PORTLAND, Ore — From rising temperatures and melting glaciers to an increase in wildfires and summer drought, the impact of climate change is being felt in the Northwest.

Experts from around the world gathered recently for the 10th annual Northwest Climate Conference at Portland State University.

This week on Straight Talk, three of those scientists along with KGW's Chief Meteorologist, Matt Zaffino, discussed what we see happening in the Pacific Northwest.

Geologist Dr. Andrew Fountain studies glaciers. He said glaciers are melting at a rapid pace and may disappear entirely in 50 years.

"With increasing global warming, not only are glaciers melting more, but that needed snow in wintertime is changing phase from snow to rain, and falling as rain and not nourishing the glaciers. So it's a double-whammy for the glaciers," said Fountain.

Eco-hydrologist, Dr. Kelly Gleason, studies the connection between wildfires and snow accumulation and how that effects the water supply.

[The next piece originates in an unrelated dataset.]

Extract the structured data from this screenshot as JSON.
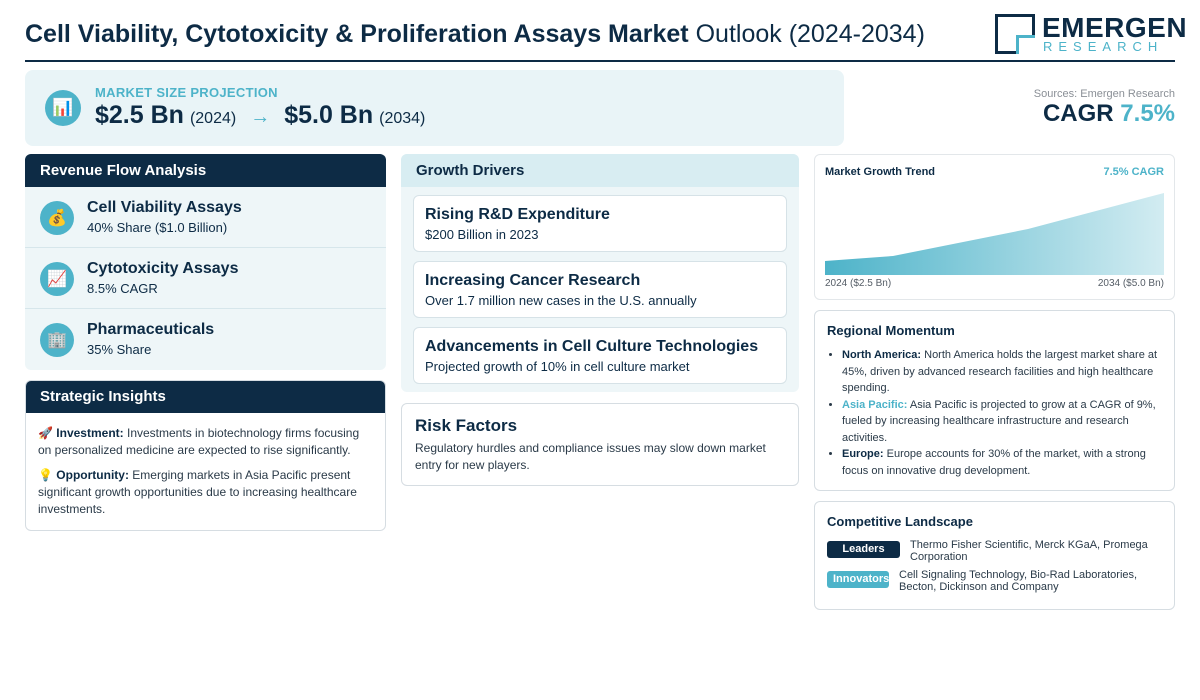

She said, "Profoundly, we're losing our snowpack. All of us don't realize how important snow is as a water resource. Particularly in the western U.S. and Columbia River Basin, half to three-quarters of our annual water budget is stored in the snowpack. And it's getting shallower and warmer because air temperatures are warmer."

READ: The PNW is going to be a 'different place': Mount Hood resorts grappling with climate change

Dr. Paul Loikith studies climate change's effect on weather variability.

He and KGW Chief Meteorologist, Matt Zaffino, have tracked the temperatures across the region.

Loikith said, "One of the most notable changes we've seen has been warming of air temperatures in all seasons, although recently, we have seen some really notable hot summers. In particular, 2018 stands out with the most days above 90 degrees in Portland."

While Matt Zaffino said even though Portland didn't set a similar record in the summer of 2019, it stood out for another reason.

"While a lot of people anecdotally say it wasn't that hot of a summer, the overnight lows were much warmer than normal," Zaffino said.

READ: Study: Future of western glaciers is grim

Those warm overnight lows put the summer of 2019 on the list of top ten warmest summers.

When asked what could be done to slow down the effects of climate change, Dr. Gleason said, "We can all individually do what we can to reduce our carbon footprint. But some sort of systemic change may be necessary to save Planet Earth."

Their discussion airs Saturday at 4:30pm on KGW and is also available as a podcast.

Three scientists from Portland State University along with KGW's Chief Meteorologist Matt Zaffino discussed the impact climate change is having on the Pacific Northwest.